Today was the day we gave back the hour we gained in the fall, thereby initiating the season of “Daylight Savings Time.” Do they do this in other countries? I’m not convinced its benefits outweigh the disruption it causes, but perhaps the awareness it brings is a benefit. Maybe it’s a good example of how pleasure (“fall back”) and pain (“spring forward”) are inextricably linked. Or at least that time, unlike money but like matter and energy, is, at least some sense, conserved.
So got started a little late, according to the clock, almost 7; the sun also was conveniently “behind schedule.” The temperature was 27 degrees F, the sky clear.
Destination for this time-limited trip was Meadowbrook Park!

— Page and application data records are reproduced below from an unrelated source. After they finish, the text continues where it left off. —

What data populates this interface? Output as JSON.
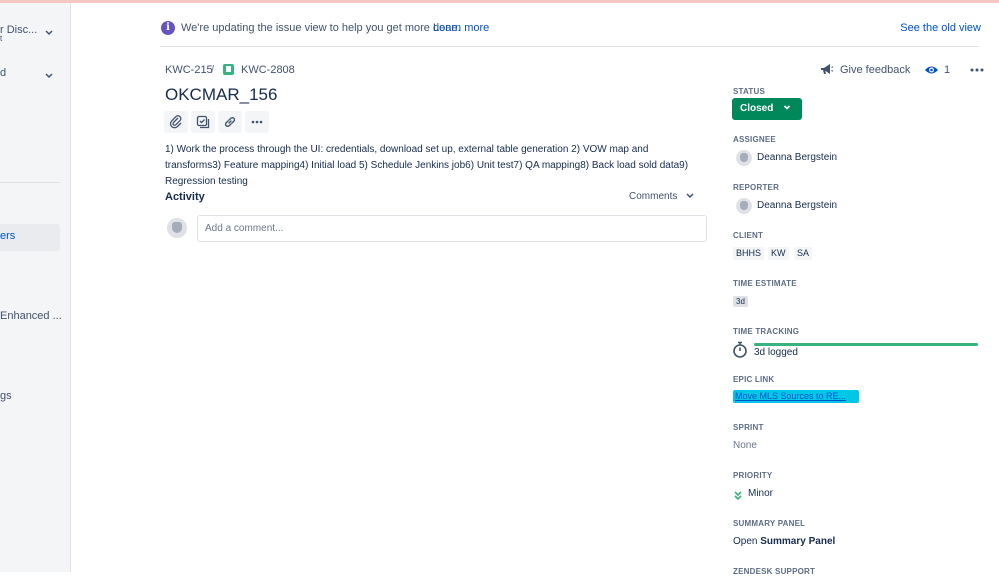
{
  "sidebar": {
    "items": [
      {
        "label": "r Disc...",
        "sub": "t"
      },
      {
        "label": "d"
      },
      {
        "label": "ers"
      },
      {
        "label": "Enhanced ..."
      },
      {
        "label": "gs"
      }
    ]
  },
  "banner": {
    "text": "We're updating the issue view to help you get more done.",
    "link": "Learn more",
    "old_view": "See the old view"
  },
  "breadcrumbs": {
    "parent": "KWC-215",
    "separator": "/",
    "issue": "KWC-2808"
  },
  "issue": {
    "title": "OKCMAR_156",
    "description": "1) Work the process through the UI: credentials, download set up, external table generation 2) VOW map and transforms3) Feature mapping4) Initial load 5) Schedule Jenkins job6) Unit test7) QA mapping8) Back load sold data9) Regression testing"
  },
  "activity": {
    "heading": "Activity",
    "filter": "Comments",
    "comment_placeholder": "Add a comment..."
  },
  "header_actions": {
    "feedback": "Give feedback",
    "watchers": "1"
  },
  "details": {
    "status": {
      "label": "STATUS",
      "value": "Closed"
    },
    "assignee": {
      "label": "ASSIGNEE",
      "value": "Deanna Bergstein"
    },
    "reporter": {
      "label": "REPORTER",
      "value": "Deanna Bergstein"
    },
    "client": {
      "label": "CLIENT",
      "tags": [
        "BHHS",
        "KW",
        "SA"
      ]
    },
    "time_estimate": {
      "label": "TIME ESTIMATE",
      "value": "3d"
    },
    "time_tracking": {
      "label": "TIME TRACKING",
      "value": "3d logged",
      "progress": 1.0
    },
    "epic_link": {
      "label": "EPIC LINK",
      "value": "Move MLS Sources to RE..."
    },
    "sprint": {
      "label": "SPRINT",
      "value": "None"
    },
    "priority": {
      "label": "PRIORITY",
      "value": "Minor"
    },
    "summary_panel": {
      "label": "SUMMARY PANEL",
      "prefix": "Open",
      "value": "Summary Panel"
    },
    "zendesk": {
      "label": "ZENDESK SUPPORT"
    }
  },
  "colors": {
    "status_closed": "#00875a",
    "link": "#0052cc",
    "epic_bg": "#00c7e6",
    "progress": "#36b37e",
    "info": "#6554c0"
  }
}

Was eager as always, even more today having missed last week and the streets being, for all practical purposes, completely clear, not counting the potholes.
The first messages from life outside my front door were the earnest songs of cardinals and a faint but distinct scent of skunk. Don’t remember this as a sign of spring, but maybe it has to do with the skunks’ pent up longing for spring in this hard winter. The smell got stronger as I pedaled southward but then faded again as I continued toward Meadowbrook. So the skunk is in the neighborhood! Heard somewhere that “skunks are the new squirrels,” though fortunately they aren’t nearly as good at climbing or leaping.

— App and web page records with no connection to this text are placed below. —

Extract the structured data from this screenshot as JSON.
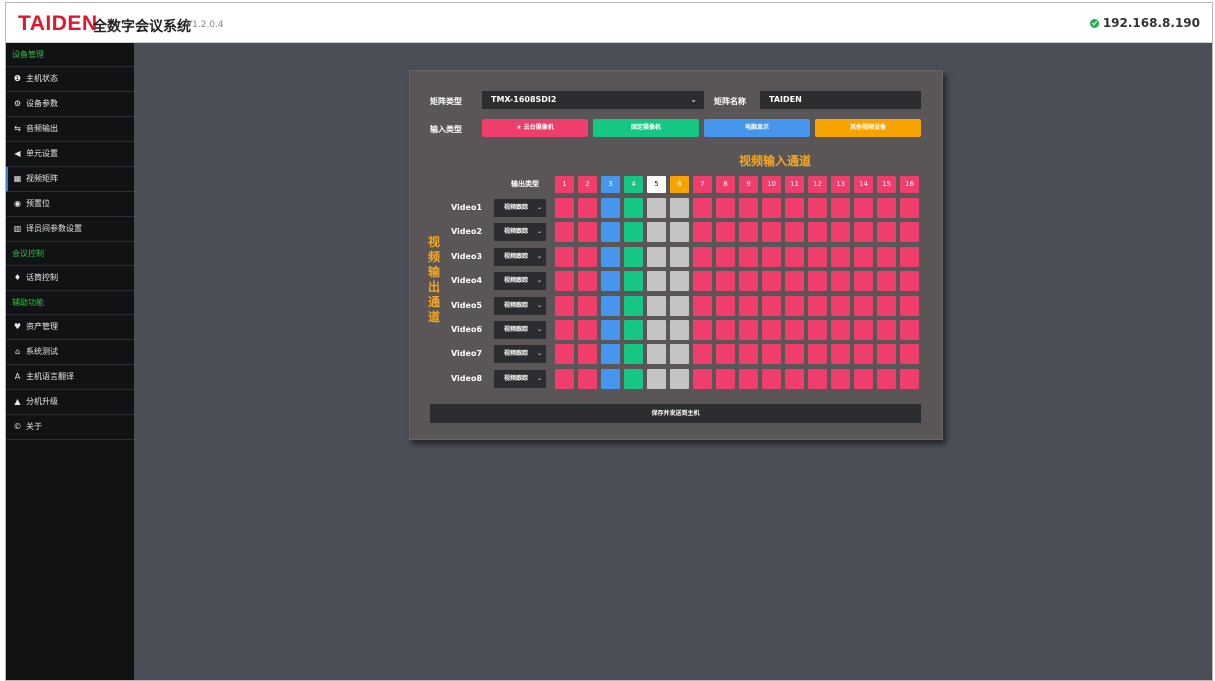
{
  "header": {
    "logo": "TAIDEN",
    "title": "全数字会议系统",
    "version": "V1.2.0.4",
    "ip": "192.168.8.190"
  },
  "sidebar": {
    "sections": [
      {
        "title": "设备管理",
        "items": [
          {
            "label": "主机状态",
            "icon": "info-icon",
            "glyph": "❶"
          },
          {
            "label": "设备参数",
            "icon": "gears-icon",
            "glyph": "⚙"
          },
          {
            "label": "音频输出",
            "icon": "equalizer-icon",
            "glyph": "⇆"
          },
          {
            "label": "单元设置",
            "icon": "speaker-icon",
            "glyph": "◀"
          },
          {
            "label": "视频矩阵",
            "icon": "grid-icon",
            "glyph": "▦",
            "active": true
          },
          {
            "label": "预置位",
            "icon": "camera-icon",
            "glyph": "◉"
          },
          {
            "label": "译员间参数设置",
            "icon": "building-icon",
            "glyph": "▥"
          }
        ]
      },
      {
        "title": "会议控制",
        "items": [
          {
            "label": "话筒控制",
            "icon": "microphone-icon",
            "glyph": "♦"
          }
        ]
      },
      {
        "title": "辅助功能",
        "items": [
          {
            "label": "资产管理",
            "icon": "location-icon",
            "glyph": "♥"
          },
          {
            "label": "系统测试",
            "icon": "home-icon",
            "glyph": "⌂"
          },
          {
            "label": "主机语言翻译",
            "icon": "font-icon",
            "glyph": "A"
          },
          {
            "label": "分机升级",
            "icon": "upload-icon",
            "glyph": "▲"
          },
          {
            "label": "关于",
            "icon": "copyright-icon",
            "glyph": "©"
          }
        ]
      }
    ]
  },
  "matrix": {
    "type_label": "矩阵类型",
    "type_value": "TMX-1608SDI2",
    "name_label": "矩阵名称",
    "name_value": "TAIDEN",
    "input_type_label": "输入类型",
    "input_types": [
      {
        "label": "★  云台摄像机",
        "color": "#ef3e6c"
      },
      {
        "label": "固定摄像机",
        "color": "#16c784"
      },
      {
        "label": "电脑显示",
        "color": "#4596ec"
      },
      {
        "label": "其他视频设备",
        "color": "#f7a400"
      }
    ],
    "input_title": "视频输入通道",
    "output_title": "视频输出通道",
    "output_type_label": "输出类型",
    "columns": [
      {
        "label": "1",
        "head": "#ef3e6c",
        "cell": "#ef3e6c"
      },
      {
        "label": "2",
        "head": "#ef3e6c",
        "cell": "#ef3e6c"
      },
      {
        "label": "3",
        "head": "#4596ec",
        "cell": "#4596ec"
      },
      {
        "label": "4",
        "head": "#16c784",
        "cell": "#16c784"
      },
      {
        "label": "5",
        "head": "#ffffff",
        "cell": "#c4c4c4",
        "text": "#222222"
      },
      {
        "label": "6",
        "head": "#f7a400",
        "cell": "#c4c4c4"
      },
      {
        "label": "7",
        "head": "#ef3e6c",
        "cell": "#ef3e6c"
      },
      {
        "label": "8",
        "head": "#ef3e6c",
        "cell": "#ef3e6c"
      },
      {
        "label": "9",
        "head": "#ef3e6c",
        "cell": "#ef3e6c"
      },
      {
        "label": "10",
        "head": "#ef3e6c",
        "cell": "#ef3e6c"
      },
      {
        "label": "11",
        "head": "#ef3e6c",
        "cell": "#ef3e6c"
      },
      {
        "label": "12",
        "head": "#ef3e6c",
        "cell": "#ef3e6c"
      },
      {
        "label": "13",
        "head": "#ef3e6c",
        "cell": "#ef3e6c"
      },
      {
        "label": "14",
        "head": "#ef3e6c",
        "cell": "#ef3e6c"
      },
      {
        "label": "15",
        "head": "#ef3e6c",
        "cell": "#ef3e6c"
      },
      {
        "label": "16",
        "head": "#ef3e6c",
        "cell": "#ef3e6c"
      }
    ],
    "rows": [
      {
        "label": "Video1",
        "select": "视频跟踪"
      },
      {
        "label": "Video2",
        "select": "视频跟踪"
      },
      {
        "label": "Video3",
        "select": "视频跟踪"
      },
      {
        "label": "Video4",
        "select": "视频跟踪"
      },
      {
        "label": "Video5",
        "select": "视频跟踪"
      },
      {
        "label": "Video6",
        "select": "视频跟踪"
      },
      {
        "label": "Video7",
        "select": "视频跟踪"
      },
      {
        "label": "Video8",
        "select": "视频跟踪"
      }
    ],
    "save_label": "保存并发送到主机"
  }
}
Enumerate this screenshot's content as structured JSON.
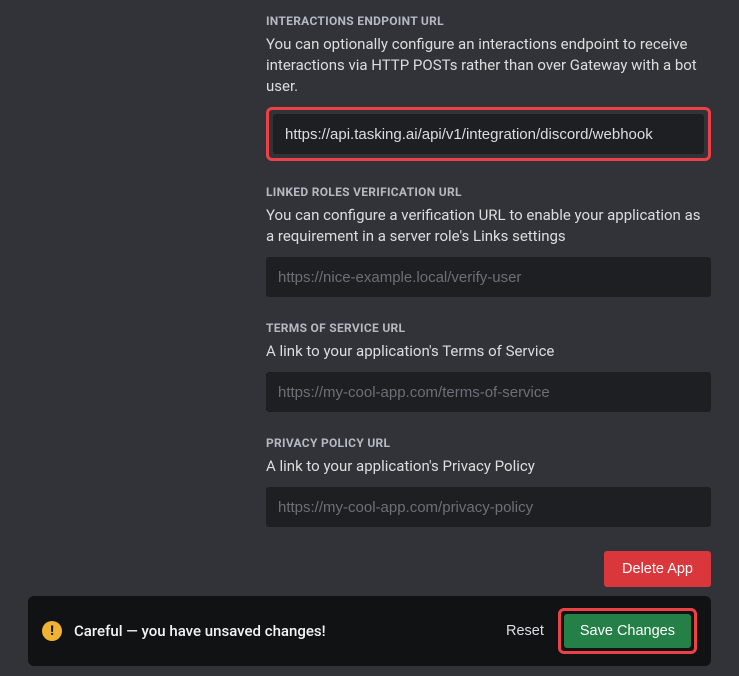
{
  "sections": {
    "interactions": {
      "label": "INTERACTIONS ENDPOINT URL",
      "desc": "You can optionally configure an interactions endpoint to receive interactions via HTTP POSTs rather than over Gateway with a bot user.",
      "value": "https://api.tasking.ai/api/v1/integration/discord/webhook"
    },
    "linkedRoles": {
      "label": "LINKED ROLES VERIFICATION URL",
      "desc": "You can configure a verification URL to enable your application as a requirement in a server role's Links settings",
      "placeholder": "https://nice-example.local/verify-user"
    },
    "tos": {
      "label": "TERMS OF SERVICE URL",
      "desc": "A link to your application's Terms of Service",
      "placeholder": "https://my-cool-app.com/terms-of-service"
    },
    "privacy": {
      "label": "PRIVACY POLICY URL",
      "desc": "A link to your application's Privacy Policy",
      "placeholder": "https://my-cool-app.com/privacy-policy"
    }
  },
  "buttons": {
    "delete": "Delete App",
    "reset": "Reset",
    "save": "Save Changes"
  },
  "toast": {
    "message": "Careful — you have unsaved changes!",
    "iconMark": "!"
  }
}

Got a shot of the apple tree and its few remaining,
A nice large red sun disc was visible above the horizon just as I got to Meadowbrook. Got a shot of it behind the metal sculpture of two suns rising (which makes me think: “sunrise on Tattooine,” though with the actual sun it was more like a threesome.)
with a partial skin of ice. Could hear from the rabbit statue bridge the sound of many gathered red-winged blackbirds, practicing all the variations of their call, all together, like an orchestra warming up, when you can hear different instruments playing little phrases from different parts of the piece at the same time.
Got a shot of one of the RWBBs at the top of a tree, greeting the rising sun.
The temperature was not especially warm, but something in the air felt stirring, a little exciting, hinting at the irrepressible approaching spring, like an adventurous friend inviting conspiracy: “C’mon!” And memories of seasonal wonders beheld in this place awakened and beckoned.
Passed a place where there had been lots of lichens earlier in the winter and noticed they were now much less abundant. Don’t know what governs
Was grateful to once again be able to take in the winter prairie and be moved by it. Gave in to the urge to stop and take a photo of weathered Baptisia pods. Thought, “I brake for Baptisia pods.” There’s something compelling about those spikes of dangling halves of empty seed pods that rattle in the wind.
Got a shot of lichens on the trunk of a large cottonwood near the (closed) Windsor/Vine bridge. Seemed like there were more orange ones than earlier in the season. Need to watch one little spot over time, some day.